====== DATA FOR THIS EXERCISE ======
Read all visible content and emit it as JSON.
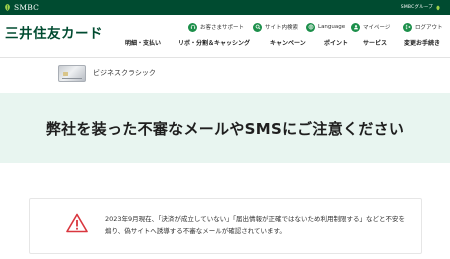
{
  "topbar": {
    "logo_text": "SMBC",
    "group_text": "SMBCグループ",
    "logo_icon": "smbc-leaf-icon"
  },
  "header": {
    "brand": "三井住友カード",
    "utility": [
      {
        "label": "お客さまサポート",
        "icon": "support-icon"
      },
      {
        "label": "サイト内検索",
        "icon": "search-icon"
      },
      {
        "label": "Language",
        "icon": "globe-icon"
      },
      {
        "label": "マイページ",
        "icon": "user-icon"
      },
      {
        "label": "ログアウト",
        "icon": "logout-icon"
      }
    ],
    "nav": [
      {
        "label": "明細・支払い"
      },
      {
        "label": "リボ・分割＆キャッシング"
      },
      {
        "label": "キャンペーン"
      },
      {
        "label": "ポイント"
      },
      {
        "label": "サービス"
      },
      {
        "label": "変更お手続き"
      }
    ]
  },
  "card": {
    "name": "ビジネスクラシック"
  },
  "page": {
    "title": "弊社を装った不審なメールやSMSにご注意ください"
  },
  "notice": {
    "icon": "warning-icon",
    "text": "2023年9月現在、「決済が成立していない」「届出情報が正確ではないため利用制限する」などと不安を煽り、偽サイトへ誘導する不審なメールが確認されています。"
  },
  "colors": {
    "brand_green": "#004b30",
    "accent_green": "#1c8f4a",
    "band_bg": "#e8f5f0",
    "warning_red": "#d9363e"
  }
}
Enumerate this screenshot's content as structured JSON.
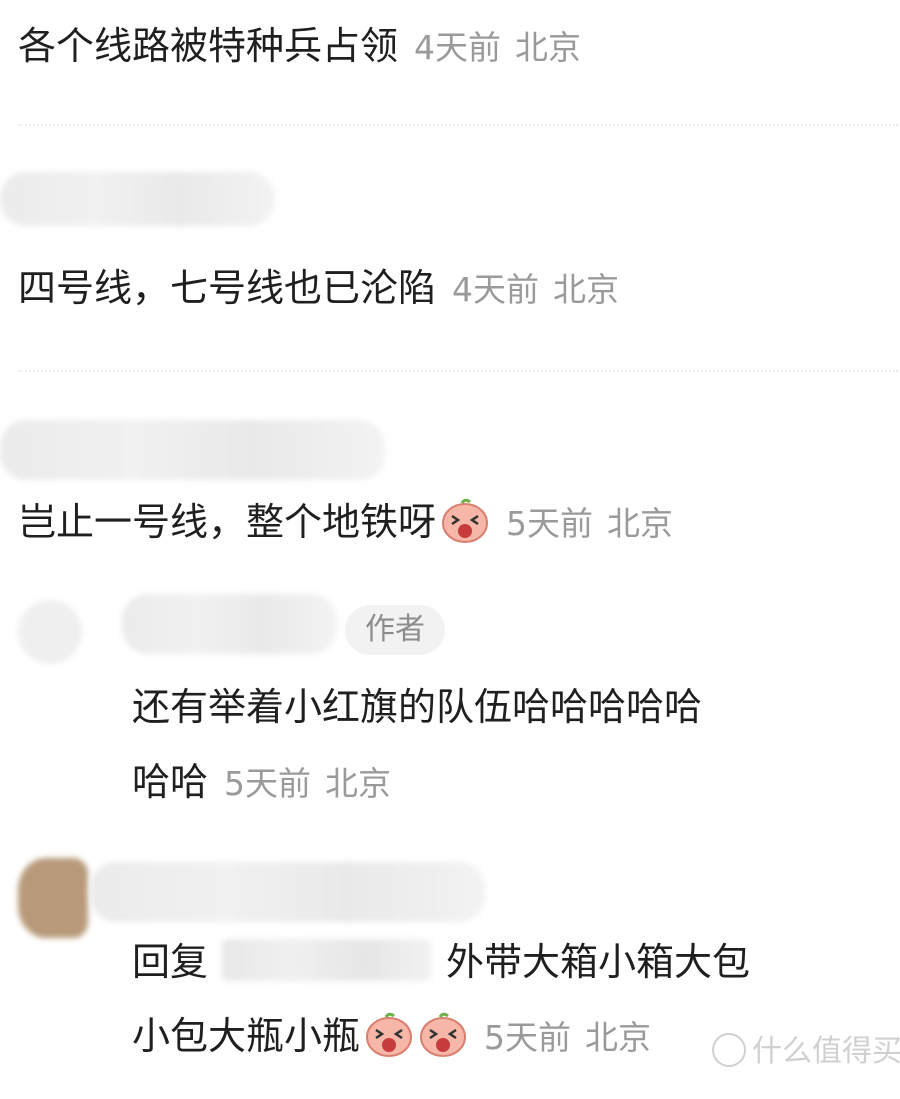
{
  "comments": [
    {
      "text": "各个线路被特种兵占领",
      "time": "4天前",
      "location": "北京"
    },
    {
      "text": "四号线，七号线也已沦陷",
      "time": "4天前",
      "location": "北京"
    },
    {
      "text": "岂止一号线，整个地铁呀",
      "emoji": "laughing-face-emoji",
      "time": "5天前",
      "location": "北京"
    },
    {
      "author_badge": "作者",
      "text_line1": "还有举着小红旗的队伍哈哈哈哈哈",
      "text_line2": "哈哈",
      "time": "5天前",
      "location": "北京"
    },
    {
      "reply_prefix": "回复",
      "text_line1": "外带大箱小箱大包",
      "text_line2": "小包大瓶小瓶",
      "emoji": "laughing-face-emoji",
      "time": "5天前",
      "location": "北京"
    }
  ],
  "watermark": {
    "text": "什么值得买"
  },
  "colors": {
    "text": "#1f1f1f",
    "meta": "#9a9a9a",
    "badge_bg": "#f2f2f2"
  }
}
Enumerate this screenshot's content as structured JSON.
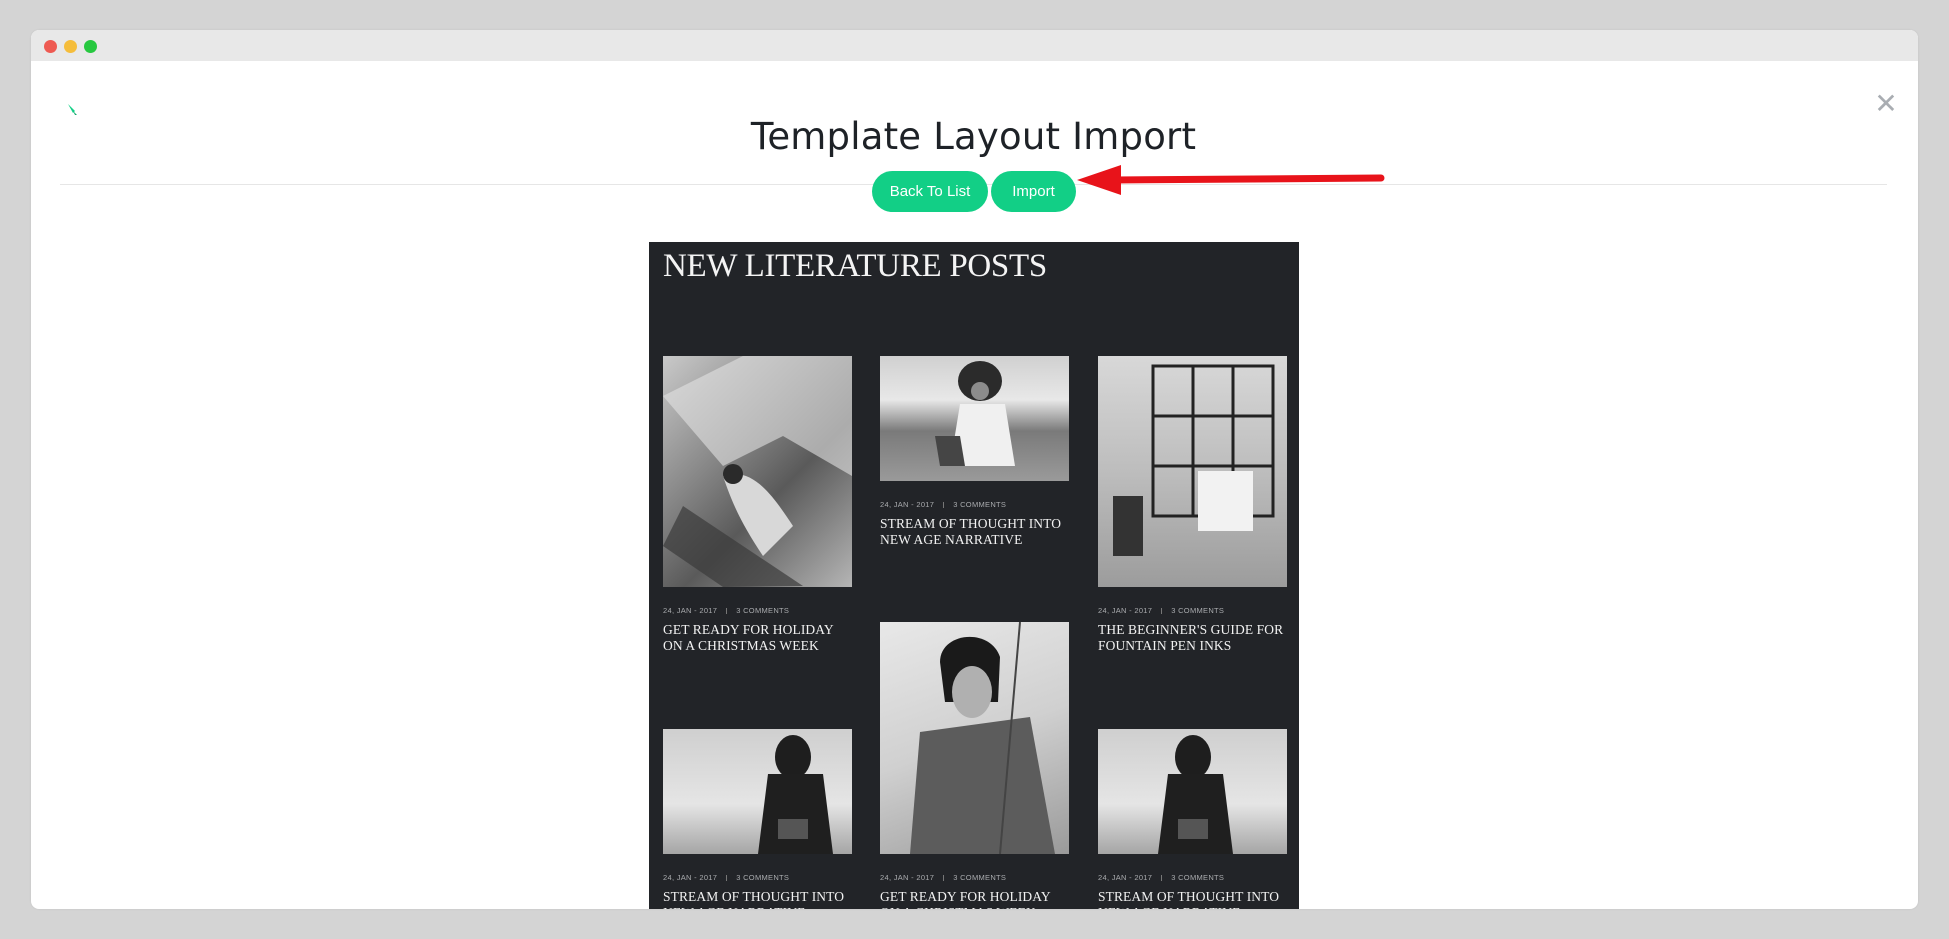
{
  "window": {
    "controls": [
      "close",
      "minimize",
      "maximize"
    ]
  },
  "header": {
    "title": "Template Layout Import",
    "logo_icon": "brand-logo-icon",
    "close_symbol": "✕"
  },
  "actions": {
    "back_label": "Back To List",
    "import_label": "Import"
  },
  "colors": {
    "accent": "#12cf86",
    "arrow": "#e8131a",
    "preview_bg": "#222428"
  },
  "preview": {
    "heading": "NEW LITERATURE POSTS",
    "posts": [
      {
        "date": "24, JAN - 2017",
        "comments": "3 COMMENTS",
        "title": "GET READY FOR HOLIDAY ON A CHRISTMAS WEEK"
      },
      {
        "date": "24, JAN - 2017",
        "comments": "3 COMMENTS",
        "title": "STREAM OF THOUGHT INTO NEW AGE NARRATIVE"
      },
      {
        "date": "24, JAN - 2017",
        "comments": "3 COMMENTS",
        "title": "THE BEGINNER'S GUIDE FOR FOUNTAIN PEN INKS"
      },
      {
        "date": "24, JAN - 2017",
        "comments": "3 COMMENTS",
        "title": "STREAM OF THOUGHT INTO NEW AGE NARRATIVE"
      },
      {
        "date": "24, JAN - 2017",
        "comments": "3 COMMENTS",
        "title": "GET READY FOR HOLIDAY ON A CHRISTMAS WEEK"
      },
      {
        "date": "24, JAN - 2017",
        "comments": "3 COMMENTS",
        "title": "STREAM OF THOUGHT INTO NEW AGE NARRATIVE"
      }
    ]
  }
}
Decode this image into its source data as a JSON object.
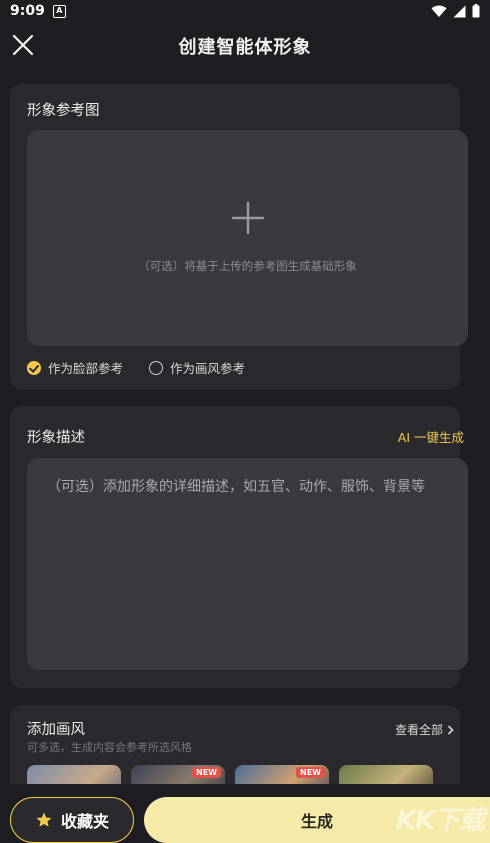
{
  "status": {
    "time": "9:09",
    "app_badge": "A"
  },
  "header": {
    "title": "创建智能体形象"
  },
  "reference": {
    "title": "形象参考图",
    "hint": "（可选）将基于上传的参考图生成基础形象",
    "options": [
      {
        "label": "作为脸部参考",
        "selected": true
      },
      {
        "label": "作为画风参考",
        "selected": false
      }
    ]
  },
  "description": {
    "title": "形象描述",
    "ai_button": "AI 一键生成",
    "placeholder": "（可选）添加形象的详细描述，如五官、动作、服饰、背景等"
  },
  "style": {
    "title": "添加画风",
    "subtitle": "可多选，生成内容会参考所选风格",
    "view_all": "查看全部",
    "thumbnails": [
      {
        "badge": ""
      },
      {
        "badge": "NEW"
      },
      {
        "badge": "NEW"
      },
      {
        "badge": ""
      },
      {
        "badge": ""
      }
    ]
  },
  "bottom": {
    "favorites_label": "收藏夹",
    "generate_label": "生成"
  },
  "watermark": "KK下载",
  "colors": {
    "accent": "#f2c94c",
    "background": "#1e1e22",
    "card": "#2a2a2e",
    "input": "#3a3a3e",
    "generate": "#f6eaa8"
  }
}
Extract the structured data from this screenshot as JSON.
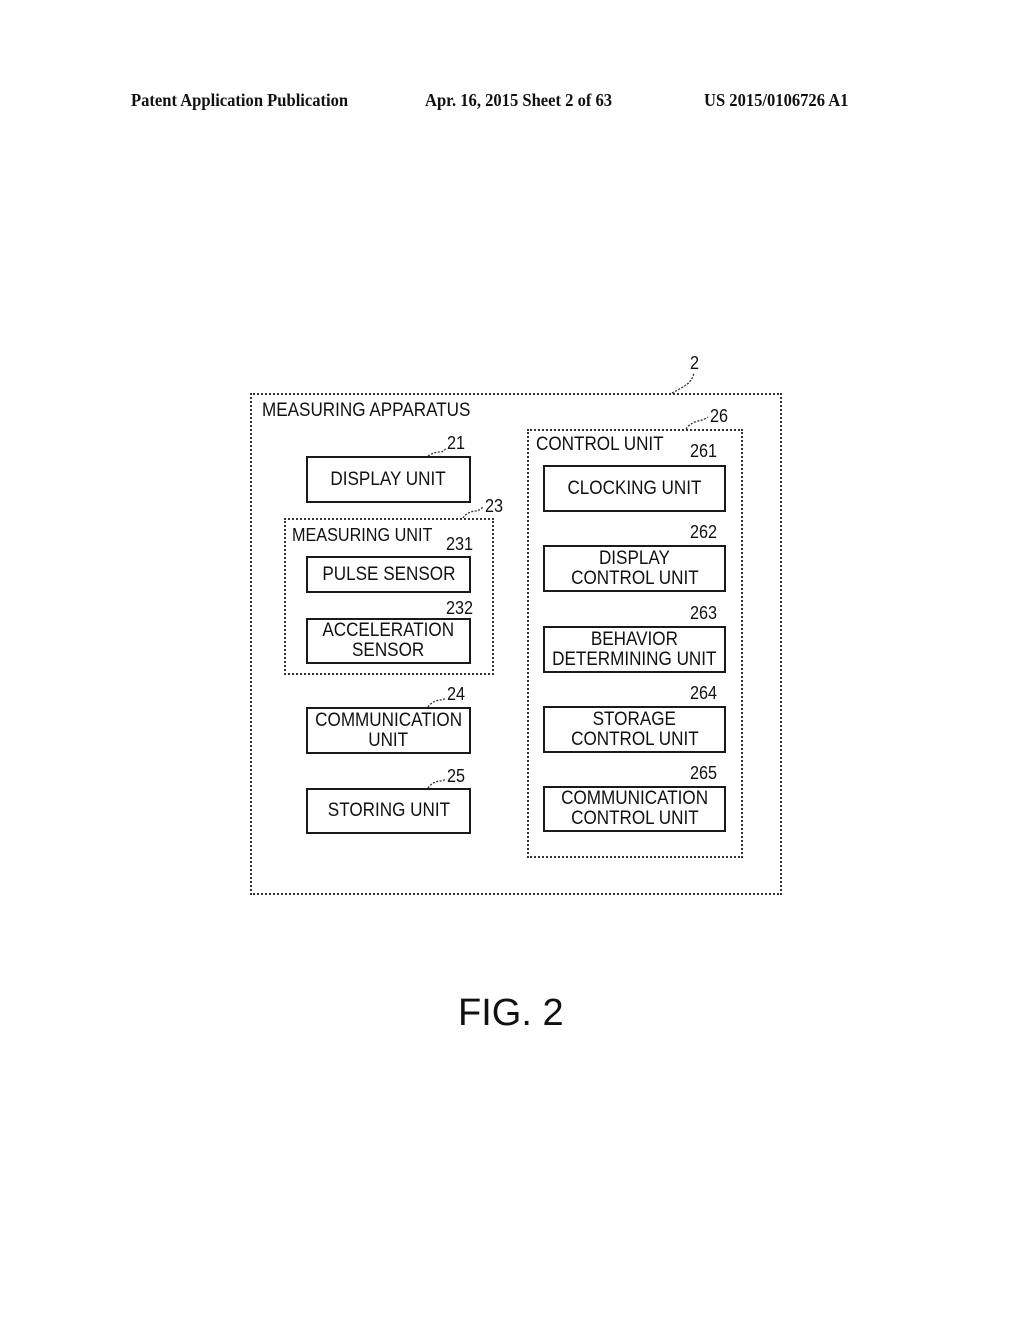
{
  "header": {
    "publication": "Patent Application Publication",
    "date_sheet": "Apr. 16, 2015  Sheet 2 of 63",
    "patent_number": "US 2015/0106726 A1"
  },
  "diagram": {
    "apparatus": {
      "label": "MEASURING APPARATUS",
      "ref": "2"
    },
    "display_unit": {
      "label": "DISPLAY UNIT",
      "ref": "21"
    },
    "measuring_unit": {
      "label": "MEASURING UNIT",
      "ref": "23",
      "pulse_sensor": {
        "label": "PULSE SENSOR",
        "ref": "231"
      },
      "acceleration_sensor": {
        "line1": "ACCELERATION",
        "line2": "SENSOR",
        "ref": "232"
      }
    },
    "communication_unit": {
      "line1": "COMMUNICATION",
      "line2": "UNIT",
      "ref": "24"
    },
    "storing_unit": {
      "label": "STORING UNIT",
      "ref": "25"
    },
    "control_unit": {
      "label": "CONTROL UNIT",
      "ref": "26",
      "clocking_unit": {
        "label": "CLOCKING UNIT",
        "ref": "261"
      },
      "display_control_unit": {
        "line1": "DISPLAY",
        "line2": "CONTROL UNIT",
        "ref": "262"
      },
      "behavior_determining_unit": {
        "line1": "BEHAVIOR",
        "line2": "DETERMINING UNIT",
        "ref": "263"
      },
      "storage_control_unit": {
        "line1": "STORAGE",
        "line2": "CONTROL UNIT",
        "ref": "264"
      },
      "communication_control_unit": {
        "line1": "COMMUNICATION",
        "line2": "CONTROL UNIT",
        "ref": "265"
      }
    }
  },
  "figure_caption": "FIG. 2"
}
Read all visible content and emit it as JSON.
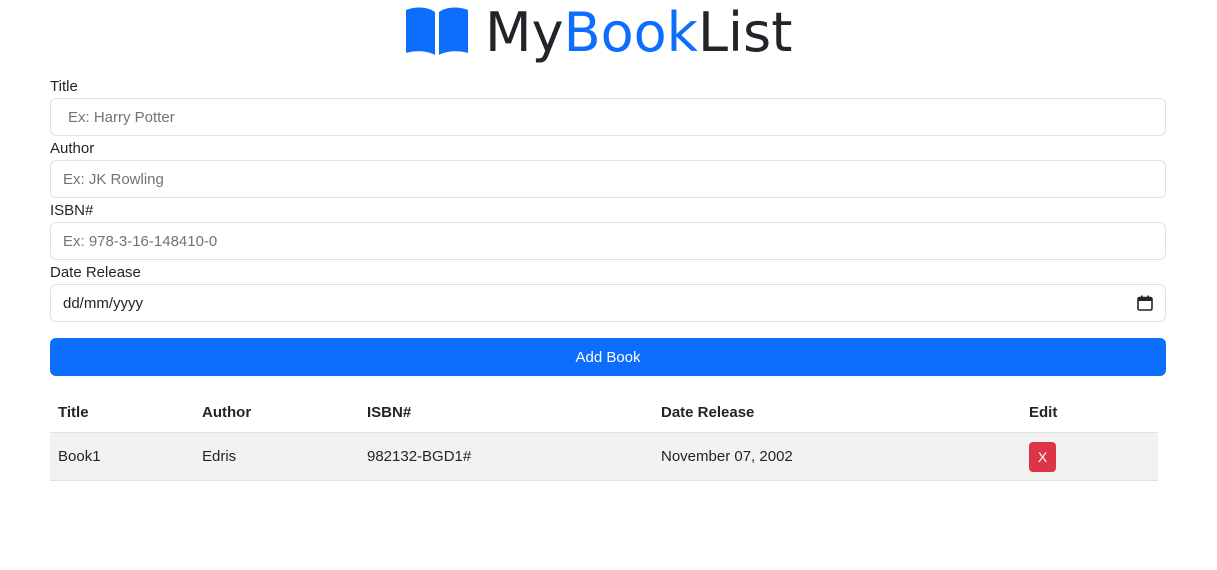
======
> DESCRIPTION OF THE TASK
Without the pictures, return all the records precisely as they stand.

> SOLVED PROBLEM
Read all visible content and emit it as JSON.
{
  "topbar": {
    "logo_text": "SMBC",
    "group_text": "SMBCグループ",
    "logo_icon": "smbc-leaf-icon"
  },
  "header": {
    "brand": "三井住友カード",
    "utility": [
      {
        "label": "お客さまサポート",
        "icon": "support-icon"
      },
      {
        "label": "サイト内検索",
        "icon": "search-icon"
      },
      {
        "label": "Language",
        "icon": "globe-icon"
      },
      {
        "label": "マイページ",
        "icon": "user-icon"
      },
      {
        "label": "ログアウト",
        "icon": "logout-icon"
      }
    ],
    "nav": [
      {
        "label": "明細・支払い"
      },
      {
        "label": "リボ・分割＆キャッシング"
      },
      {
        "label": "キャンペーン"
      },
      {
        "label": "ポイント"
      },
      {
        "label": "サービス"
      },
      {
        "label": "変更お手続き"
      }
    ]
  },
  "card": {
    "name": "ビジネスクラシック"
  },
  "page": {
    "title": "弊社を装った不審なメールやSMSにご注意ください"
  },
  "notice": {
    "icon": "warning-icon",
    "text": "2023年9月現在、「決済が成立していない」「届出情報が正確ではないため利用制限する」などと不安を煽り、偽サイトへ誘導する不審なメールが確認されています。"
  },
  "colors": {
    "brand_green": "#004b30",
    "accent_green": "#1c8f4a",
    "band_bg": "#e8f5f0",
    "warning_red": "#d9363e"
  }
}
Enumerate this screenshot's content as structured JSON.
{
  "comments": [
    {
      "text": "各个线路被特种兵占领",
      "time": "4天前",
      "location": "北京"
    },
    {
      "text": "四号线，七号线也已沦陷",
      "time": "4天前",
      "location": "北京"
    },
    {
      "text": "岂止一号线，整个地铁呀",
      "emoji": "laughing-face-emoji",
      "time": "5天前",
      "location": "北京"
    },
    {
      "author_badge": "作者",
      "text_line1": "还有举着小红旗的队伍哈哈哈哈哈",
      "text_line2": "哈哈",
      "time": "5天前",
      "location": "北京"
    },
    {
      "reply_prefix": "回复",
      "text_line1": "外带大箱小箱大包",
      "text_line2": "小包大瓶小瓶",
      "emoji": "laughing-face-emoji",
      "time": "5天前",
      "location": "北京"
    }
  ],
  "watermark": {
    "text": "什么值得买"
  },
  "colors": {
    "text": "#1f1f1f",
    "meta": "#9a9a9a",
    "badge_bg": "#f2f2f2"
  }
}
Enumerate this screenshot's content as structured JSON.
{
  "window": {
    "controls": [
      "close",
      "minimize",
      "maximize"
    ]
  },
  "header": {
    "title": "Template Layout Import",
    "logo_icon": "brand-logo-icon",
    "close_symbol": "✕"
  },
  "actions": {
    "back_label": "Back To List",
    "import_label": "Import"
  },
  "colors": {
    "accent": "#12cf86",
    "arrow": "#e8131a",
    "preview_bg": "#222428"
  },
  "preview": {
    "heading": "NEW LITERATURE POSTS",
    "posts": [
      {
        "date": "24, JAN - 2017",
        "comments": "3 COMMENTS",
        "title": "GET READY FOR HOLIDAY ON A CHRISTMAS WEEK"
      },
      {
        "date": "24, JAN - 2017",
        "comments": "3 COMMENTS",
        "title": "STREAM OF THOUGHT INTO NEW AGE NARRATIVE"
      },
      {
        "date": "24, JAN - 2017",
        "comments": "3 COMMENTS",
        "title": "THE BEGINNER'S GUIDE FOR FOUNTAIN PEN INKS"
      },
      {
        "date": "24, JAN - 2017",
        "comments": "3 COMMENTS",
        "title": "STREAM OF THOUGHT INTO NEW AGE NARRATIVE"
      },
      {
        "date": "24, JAN - 2017",
        "comments": "3 COMMENTS",
        "title": "GET READY FOR HOLIDAY ON A CHRISTMAS WEEK"
      },
      {
        "date": "24, JAN - 2017",
        "comments": "3 COMMENTS",
        "title": "STREAM OF THOUGHT INTO NEW AGE NARRATIVE"
      }
    ]
  }
}
Decode this image into its source data as a JSON object.
{
  "status": {
    "time": "9:09",
    "app_badge": "A"
  },
  "header": {
    "title": "创建智能体形象"
  },
  "reference": {
    "title": "形象参考图",
    "hint": "（可选）将基于上传的参考图生成基础形象",
    "options": [
      {
        "label": "作为脸部参考",
        "selected": true
      },
      {
        "label": "作为画风参考",
        "selected": false
      }
    ]
  },
  "description": {
    "title": "形象描述",
    "ai_button": "AI 一键生成",
    "placeholder": "（可选）添加形象的详细描述，如五官、动作、服饰、背景等"
  },
  "style": {
    "title": "添加画风",
    "subtitle": "可多选，生成内容会参考所选风格",
    "view_all": "查看全部",
    "thumbnails": [
      {
        "badge": ""
      },
      {
        "badge": "NEW"
      },
      {
        "badge": "NEW"
      },
      {
        "badge": ""
      },
      {
        "badge": ""
      }
    ]
  },
  "bottom": {
    "favorites_label": "收藏夹",
    "generate_label": "生成"
  },
  "watermark": "KK下载",
  "colors": {
    "accent": "#f2c94c",
    "background": "#1e1e22",
    "card": "#2a2a2e",
    "input": "#3a3a3e",
    "generate": "#f6eaa8"
  }
}
Extract the structured data from this screenshot as JSON.
{
  "header": {
    "publication": "Patent Application Publication",
    "date_sheet": "Apr. 16, 2015  Sheet 2 of 63",
    "patent_number": "US 2015/0106726 A1"
  },
  "diagram": {
    "apparatus": {
      "label": "MEASURING APPARATUS",
      "ref": "2"
    },
    "display_unit": {
      "label": "DISPLAY UNIT",
      "ref": "21"
    },
    "measuring_unit": {
      "label": "MEASURING UNIT",
      "ref": "23",
      "pulse_sensor": {
        "label": "PULSE SENSOR",
        "ref": "231"
      },
      "acceleration_sensor": {
        "line1": "ACCELERATION",
        "line2": "SENSOR",
        "ref": "232"
      }
    },
    "communication_unit": {
      "line1": "COMMUNICATION",
      "line2": "UNIT",
      "ref": "24"
    },
    "storing_unit": {
      "label": "STORING UNIT",
      "ref": "25"
    },
    "control_unit": {
      "label": "CONTROL UNIT",
      "ref": "26",
      "clocking_unit": {
        "label": "CLOCKING UNIT",
        "ref": "261"
      },
      "display_control_unit": {
        "line1": "DISPLAY",
        "line2": "CONTROL UNIT",
        "ref": "262"
      },
      "behavior_determining_unit": {
        "line1": "BEHAVIOR",
        "line2": "DETERMINING UNIT",
        "ref": "263"
      },
      "storage_control_unit": {
        "line1": "STORAGE",
        "line2": "CONTROL UNIT",
        "ref": "264"
      },
      "communication_control_unit": {
        "line1": "COMMUNICATION",
        "line2": "CONTROL UNIT",
        "ref": "265"
      }
    }
  },
  "figure_caption": "FIG. 2"
}
Read all visible content and emit it as JSON.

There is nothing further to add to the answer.